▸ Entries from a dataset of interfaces
/---
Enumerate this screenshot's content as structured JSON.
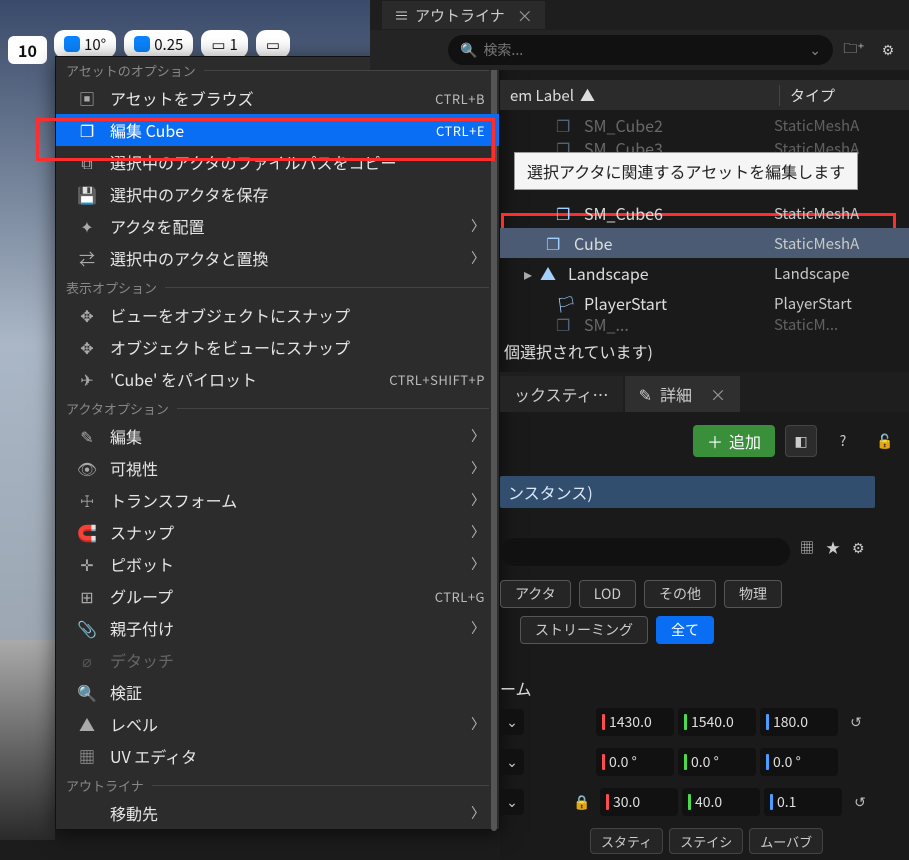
{
  "toolbar": {
    "snap_value": "10",
    "angle": "10°",
    "scale": "0.25",
    "cam": "1"
  },
  "context_menu": {
    "sections": {
      "asset_options": "アセットのオプション",
      "display_options": "表示オプション",
      "actor_options": "アクタオプション",
      "outliner": "アウトライナ",
      "move_to": "移動先"
    },
    "items": {
      "browse_asset": {
        "label": "アセットをブラウズ",
        "shortcut": "CTRL+B"
      },
      "edit_cube": {
        "label": "編集 Cube",
        "shortcut": "CTRL+E"
      },
      "copy_path": {
        "label": "選択中のアクタのファイルパスをコピー"
      },
      "save_actor": {
        "label": "選択中のアクタを保存"
      },
      "place_actor": {
        "label": "アクタを配置"
      },
      "replace_actor": {
        "label": "選択中のアクタと置換"
      },
      "snap_view_to_obj": {
        "label": "ビューをオブジェクトにスナップ"
      },
      "snap_obj_to_view": {
        "label": "オブジェクトをビューにスナップ"
      },
      "pilot_cube": {
        "label": "'Cube' をパイロット",
        "shortcut": "CTRL+SHIFT+P"
      },
      "edit": {
        "label": "編集"
      },
      "visibility": {
        "label": "可視性"
      },
      "transform": {
        "label": "トランスフォーム"
      },
      "snap": {
        "label": "スナップ"
      },
      "pivot": {
        "label": "ピボット"
      },
      "group": {
        "label": "グループ",
        "shortcut": "CTRL+G"
      },
      "attach": {
        "label": "親子付け"
      },
      "detach": {
        "label": "デタッチ"
      },
      "verify": {
        "label": "検証"
      },
      "level": {
        "label": "レベル"
      },
      "uv_editor": {
        "label": "UV エディタ"
      }
    }
  },
  "tooltip": "選択アクタに関連するアセットを編集します",
  "outliner_tab": "アウトライナ",
  "search_placeholder": "検索...",
  "columns": {
    "label": "em Label",
    "type": "タイプ"
  },
  "outliner_rows": [
    {
      "name": "SM_Cube2",
      "type": "StaticMeshA"
    },
    {
      "name": "SM_Cube3",
      "type": "StaticMeshA"
    },
    {
      "name": "SM_Cube6",
      "type": "StaticMeshA"
    },
    {
      "name": "Cube",
      "type": "StaticMeshA"
    },
    {
      "name": "Landscape",
      "type": "Landscape"
    },
    {
      "name": "PlayerStart",
      "type": "PlayerStart"
    },
    {
      "name": "SM_...",
      "type": "StaticM..."
    }
  ],
  "selection_status": "個選択されています)",
  "details_tabs": {
    "static": "ックスティ…",
    "details": "詳細"
  },
  "add_button": "追加",
  "instance_label": "ンスタンス)",
  "filters": {
    "actor": "アクタ",
    "lod": "LOD",
    "misc": "その他",
    "physics": "物理",
    "streaming": "ストリーミング",
    "all": "全て"
  },
  "section_transform": "ーム",
  "transform": {
    "location": {
      "x": "1430.0",
      "y": "1540.0",
      "z": "180.0"
    },
    "rotation": {
      "x": "0.0 °",
      "y": "0.0 °",
      "z": "0.0 °"
    },
    "scale": {
      "x": "30.0",
      "y": "40.0",
      "z": "0.1"
    }
  },
  "mobility": {
    "static": "スタティ",
    "station": "ステイシ",
    "movable": "ムーバブ"
  }
}
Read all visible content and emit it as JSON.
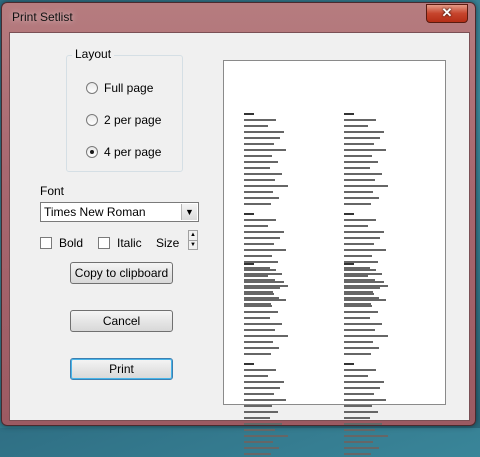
{
  "window": {
    "title": "Print Setlist",
    "close_label": "✕"
  },
  "layout": {
    "legend": "Layout",
    "options": [
      {
        "label": "Full page",
        "checked": false
      },
      {
        "label": "2 per page",
        "checked": false
      },
      {
        "label": "4 per page",
        "checked": true
      }
    ]
  },
  "font": {
    "label": "Font",
    "selected": "Times New Roman",
    "bold_label": "Bold",
    "italic_label": "Italic",
    "size_label": "Size",
    "spin_up": "▲",
    "spin_down": "▼",
    "dropdown_arrow": "▼"
  },
  "buttons": {
    "copy": "Copy to clipboard",
    "cancel": "Cancel",
    "print": "Print"
  },
  "icons": {
    "dropdown": "chevron-down-icon",
    "close": "close-icon"
  }
}
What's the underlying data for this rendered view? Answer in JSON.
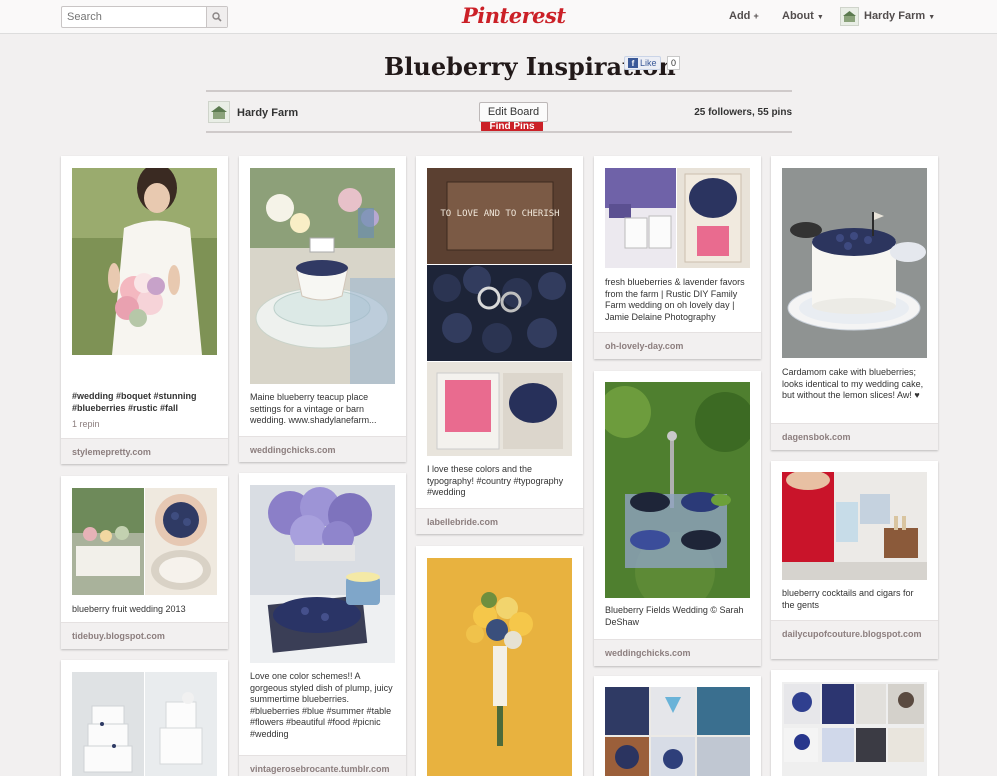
{
  "header": {
    "search_placeholder": "Search",
    "logo": "Pinterest",
    "add_label": "Add",
    "about_label": "About",
    "user_name": "Hardy Farm"
  },
  "board": {
    "title": "Blueberry Inspiration",
    "like_label": "Like",
    "like_count": "0",
    "owner": "Hardy Farm",
    "edit_label": "Edit Board",
    "find_pins_label": "Find Pins",
    "stats": "25 followers, 55 pins"
  },
  "pins": [
    {
      "desc": "#wedding #boquet #stunning #blueberries #rustic #fall",
      "repins": "1 repin",
      "source": "stylemepretty.com"
    },
    {
      "desc": "Maine blueberry teacup place settings for a vintage or barn wedding. www.shadylanefarm...",
      "source": "weddingchicks.com"
    },
    {
      "desc": "I love these colors and the typography! #country #typography #wedding",
      "source": "labellebride.com",
      "sign_text": "TO LOVE AND TO CHERISH"
    },
    {
      "desc": "fresh blueberries & lavender favors from the farm | Rustic DIY Family Farm wedding on oh lovely day | Jamie Delaine Photography",
      "source": "oh-lovely-day.com"
    },
    {
      "desc": "Cardamom cake with blueberries; looks identical to my wedding cake, but without the lemon slices! Aw! ♥",
      "source": "dagensbok.com"
    },
    {
      "desc": "blueberry fruit wedding 2013",
      "source": "tidebuy.blogspot.com"
    },
    {
      "desc": "Love one color schemes!! A gorgeous styled dish of plump, juicy summertime blueberries. #blueberries #blue #summer #table #flowers #beautiful #food #picnic #wedding",
      "source": "vintagerosebrocante.tumblr.com"
    },
    {
      "desc": "Blueberry Fields Wedding © Sarah DeShaw",
      "source": "weddingchicks.com"
    },
    {
      "desc": "blueberry cocktails and cigars for the gents",
      "source": "dailycupofcouture.blogspot.com"
    }
  ]
}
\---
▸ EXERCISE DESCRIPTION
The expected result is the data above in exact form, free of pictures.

▸ TASK SOLUTION
Enumerate this screenshot's content as structured JSON.
{
  "toolbar": {
    "snap_value": "10",
    "angle": "10°",
    "scale": "0.25",
    "cam": "1"
  },
  "context_menu": {
    "sections": {
      "asset_options": "アセットのオプション",
      "display_options": "表示オプション",
      "actor_options": "アクタオプション",
      "outliner": "アウトライナ",
      "move_to": "移動先"
    },
    "items": {
      "browse_asset": {
        "label": "アセットをブラウズ",
        "shortcut": "CTRL+B"
      },
      "edit_cube": {
        "label": "編集 Cube",
        "shortcut": "CTRL+E"
      },
      "copy_path": {
        "label": "選択中のアクタのファイルパスをコピー"
      },
      "save_actor": {
        "label": "選択中のアクタを保存"
      },
      "place_actor": {
        "label": "アクタを配置"
      },
      "replace_actor": {
        "label": "選択中のアクタと置換"
      },
      "snap_view_to_obj": {
        "label": "ビューをオブジェクトにスナップ"
      },
      "snap_obj_to_view": {
        "label": "オブジェクトをビューにスナップ"
      },
      "pilot_cube": {
        "label": "'Cube' をパイロット",
        "shortcut": "CTRL+SHIFT+P"
      },
      "edit": {
        "label": "編集"
      },
      "visibility": {
        "label": "可視性"
      },
      "transform": {
        "label": "トランスフォーム"
      },
      "snap": {
        "label": "スナップ"
      },
      "pivot": {
        "label": "ピボット"
      },
      "group": {
        "label": "グループ",
        "shortcut": "CTRL+G"
      },
      "attach": {
        "label": "親子付け"
      },
      "detach": {
        "label": "デタッチ"
      },
      "verify": {
        "label": "検証"
      },
      "level": {
        "label": "レベル"
      },
      "uv_editor": {
        "label": "UV エディタ"
      }
    }
  },
  "tooltip": "選択アクタに関連するアセットを編集します",
  "outliner_tab": "アウトライナ",
  "search_placeholder": "検索...",
  "columns": {
    "label": "em Label",
    "type": "タイプ"
  },
  "outliner_rows": [
    {
      "name": "SM_Cube2",
      "type": "StaticMeshA"
    },
    {
      "name": "SM_Cube3",
      "type": "StaticMeshA"
    },
    {
      "name": "SM_Cube6",
      "type": "StaticMeshA"
    },
    {
      "name": "Cube",
      "type": "StaticMeshA"
    },
    {
      "name": "Landscape",
      "type": "Landscape"
    },
    {
      "name": "PlayerStart",
      "type": "PlayerStart"
    },
    {
      "name": "SM_...",
      "type": "StaticM..."
    }
  ],
  "selection_status": "個選択されています)",
  "details_tabs": {
    "static": "ックスティ…",
    "details": "詳細"
  },
  "add_button": "追加",
  "instance_label": "ンスタンス)",
  "filters": {
    "actor": "アクタ",
    "lod": "LOD",
    "misc": "その他",
    "physics": "物理",
    "streaming": "ストリーミング",
    "all": "全て"
  },
  "section_transform": "ーム",
  "transform": {
    "location": {
      "x": "1430.0",
      "y": "1540.0",
      "z": "180.0"
    },
    "rotation": {
      "x": "0.0 °",
      "y": "0.0 °",
      "z": "0.0 °"
    },
    "scale": {
      "x": "30.0",
      "y": "40.0",
      "z": "0.1"
    }
  },
  "mobility": {
    "static": "スタティ",
    "station": "ステイシ",
    "movable": "ムーバブ"
  }
}
Read all visible content and emit it as JSON.
{
  "window": {
    "title": "Print Setlist",
    "close_label": "✕"
  },
  "layout": {
    "legend": "Layout",
    "options": [
      {
        "label": "Full page",
        "checked": false
      },
      {
        "label": "2 per page",
        "checked": false
      },
      {
        "label": "4 per page",
        "checked": true
      }
    ]
  },
  "font": {
    "label": "Font",
    "selected": "Times New Roman",
    "bold_label": "Bold",
    "italic_label": "Italic",
    "size_label": "Size",
    "spin_up": "▲",
    "spin_down": "▼",
    "dropdown_arrow": "▼"
  },
  "buttons": {
    "copy": "Copy to clipboard",
    "cancel": "Cancel",
    "print": "Print"
  },
  "icons": {
    "dropdown": "chevron-down-icon",
    "close": "close-icon"
  }
}
What's the underlying data for this rendered view? Answer in JSON.
{
  "header": {
    "search_placeholder": "Search",
    "logo": "Pinterest",
    "add_label": "Add",
    "about_label": "About",
    "user_name": "Hardy Farm"
  },
  "board": {
    "title": "Blueberry Inspiration",
    "like_label": "Like",
    "like_count": "0",
    "owner": "Hardy Farm",
    "edit_label": "Edit Board",
    "find_pins_label": "Find Pins",
    "stats": "25 followers, 55 pins"
  },
  "pins": [
    {
      "desc": "#wedding #boquet #stunning #blueberries #rustic #fall",
      "repins": "1 repin",
      "source": "stylemepretty.com"
    },
    {
      "desc": "Maine blueberry teacup place settings for a vintage or barn wedding. www.shadylanefarm...",
      "source": "weddingchicks.com"
    },
    {
      "desc": "I love these colors and the typography! #country #typography #wedding",
      "source": "labellebride.com",
      "sign_text": "TO LOVE AND TO CHERISH"
    },
    {
      "desc": "fresh blueberries & lavender favors from the farm | Rustic DIY Family Farm wedding on oh lovely day | Jamie Delaine Photography",
      "source": "oh-lovely-day.com"
    },
    {
      "desc": "Cardamom cake with blueberries; looks identical to my wedding cake, but without the lemon slices! Aw! ♥",
      "source": "dagensbok.com"
    },
    {
      "desc": "blueberry fruit wedding 2013",
      "source": "tidebuy.blogspot.com"
    },
    {
      "desc": "Love one color schemes!! A gorgeous styled dish of plump, juicy summertime blueberries. #blueberries #blue #summer #table #flowers #beautiful #food #picnic #wedding",
      "source": "vintagerosebrocante.tumblr.com"
    },
    {
      "desc": "Blueberry Fields Wedding © Sarah DeShaw",
      "source": "weddingchicks.com"
    },
    {
      "desc": "blueberry cocktails and cigars for the gents",
      "source": "dailycupofcouture.blogspot.com"
    }
  ]
}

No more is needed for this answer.